Why integrate youth issues into biophysical research at all?
Building livelihoods is traditionally the young’s big challenge, and nowadays with changing institutions and agro-economic contexts specifically so when building livelihoods in agriculture and in agriculture related off-farm activities.
Currently, male youth leaves farms as education and local values fail to inspire livelihood creation through innovative agriculture and favor urban livelihood. Also, land is not enough for the growing rural population and so farm-sizes are still shrinking and therefore less productive as in Africa. Youth has often better education than their parents, but this education doesn’t sharpen their skills in agriculture, and is also not the right education for off-farm empolyment.
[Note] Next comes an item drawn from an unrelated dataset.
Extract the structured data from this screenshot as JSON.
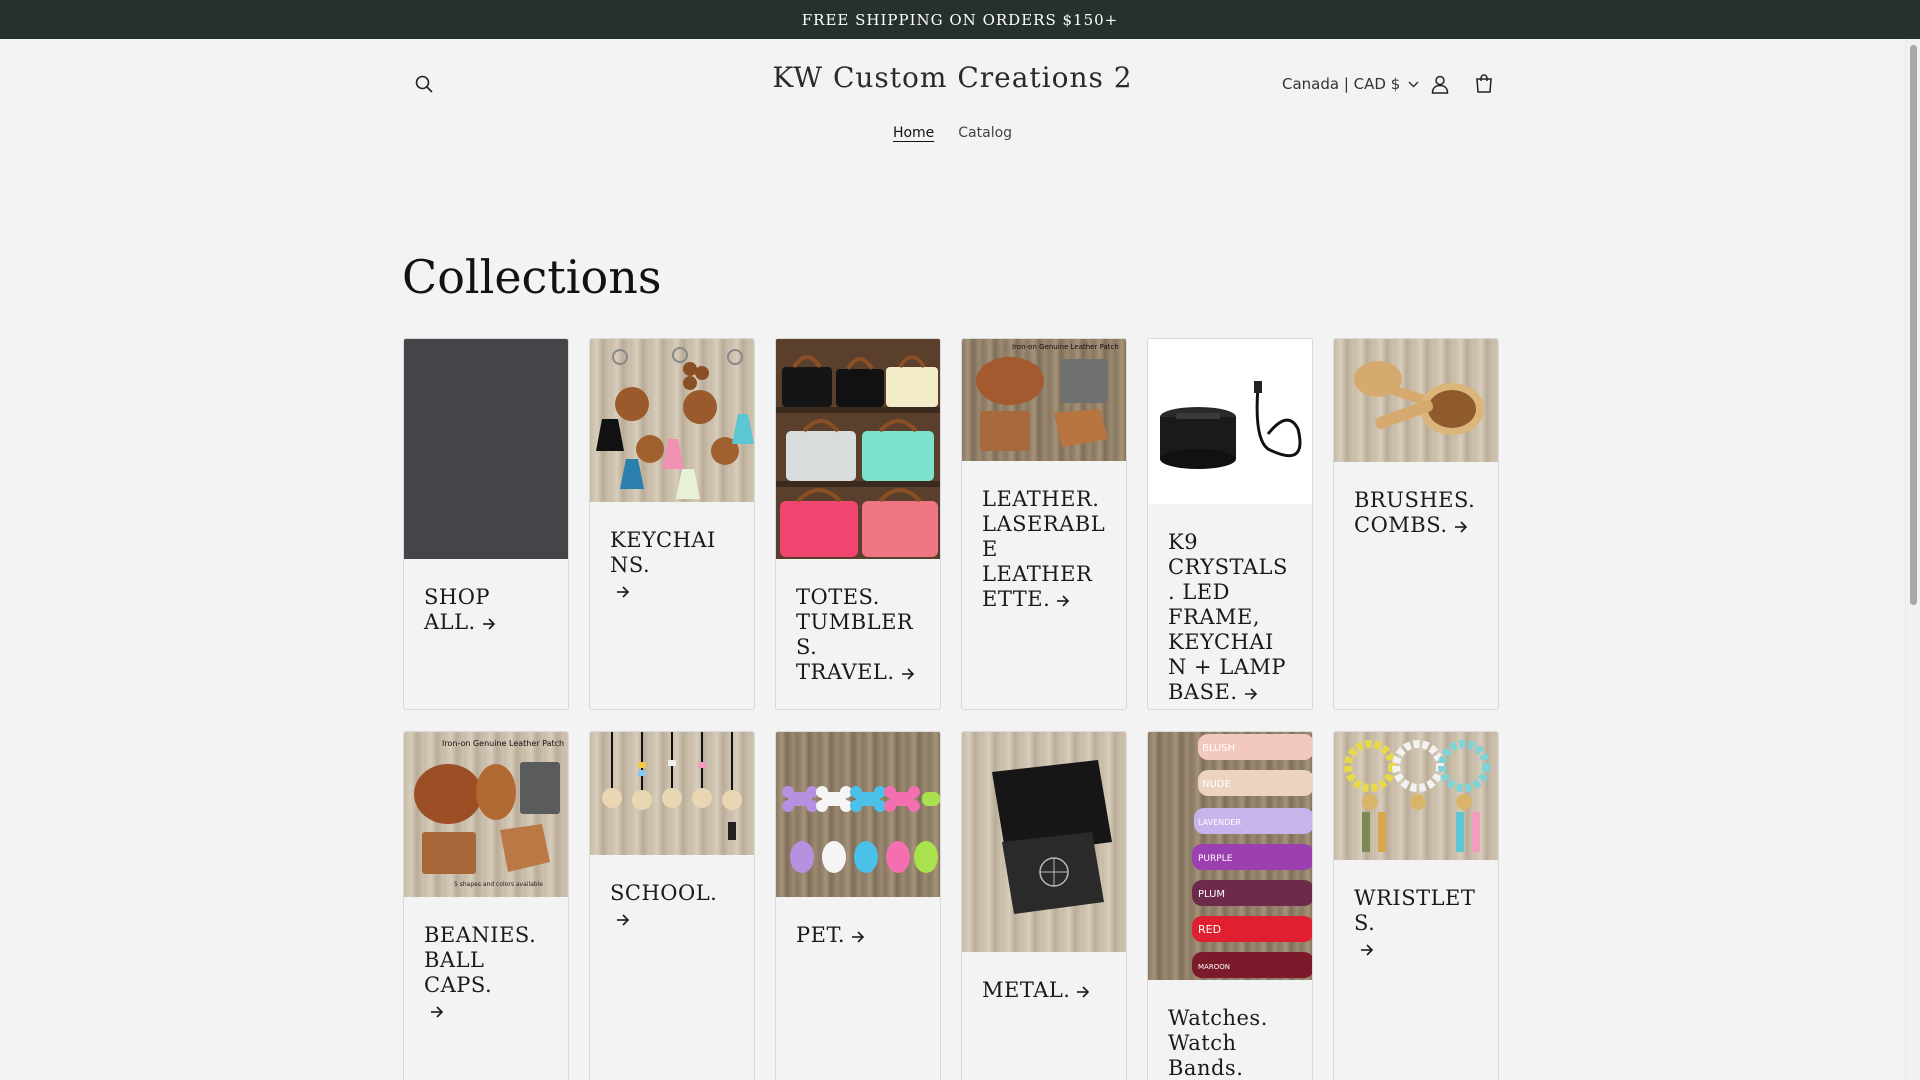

Female youth in some countries remains unmarried because of male youth migrating out, while in other countries poor rural girls marry and give birth very early as teenagers. The education of both types of young women does not prepare them for non-traditional livelihoods and roles in agriculture, and does not prepare them for pro-active participation in agricultural value chains.
With youth being not prepared, agriculture is losing out on their innovative drive and positive energy for development. Agricultural value chains are less quickly professionalised, and most of the young resign to competing for precarious jobs with low economic productivity in over-crowed urban areas, or as underemployed rural (family) laborers. The future of agriculture is in the hands of the young. The youth‘s challenges are therefore agriculture‘s challenge.
More on why to integrate gender see in:
How to integrate youth into biophysical research?
What can be done, is supporting the professionalization of agricultural value chains from production to consumption to ensure agricultural productivity and good nutrition for all, which can be combined with supporting youth to build agriculture-related livelihoods. This will also allow to develop off-farm opportunities or alternatives for (rural) youth, which are per se more accessible, as they do not necessarily need scarce land and water as major input.
Dryland Systems Youth strategy plans to provide sufficient skills, knowledge, information, start-up capital, inputs, support networks etc. to young women and men to build an agricultural livelihood, and achieve three system’s level outcomes: (1) Reducing rural poverty by changing systems’ dynamics and elements causing it; (2) Improving food security, nutrition and health; (3) Building the future with sustainable management of agro-eco system.
To achieve demand driven systems research on youth, define research subjects –hypotheses jointly with national research partners, national policy makers, national representatives of stakeholders (farmers, youth, women, private sector organizations), researchers on youth, and carry out research by programs in cooperation with these. Integrate youth concerns at each stage of the research-project cycle.
Karin Reinprecht, Gender Program Coordinator, CGIAR CRP DS, Email: K.Reinprecht@cgiar.org
Dina Najjar, Associate Social and Gender Scientist, ICARDA SEPRP, Email: firstname.lastname@example.org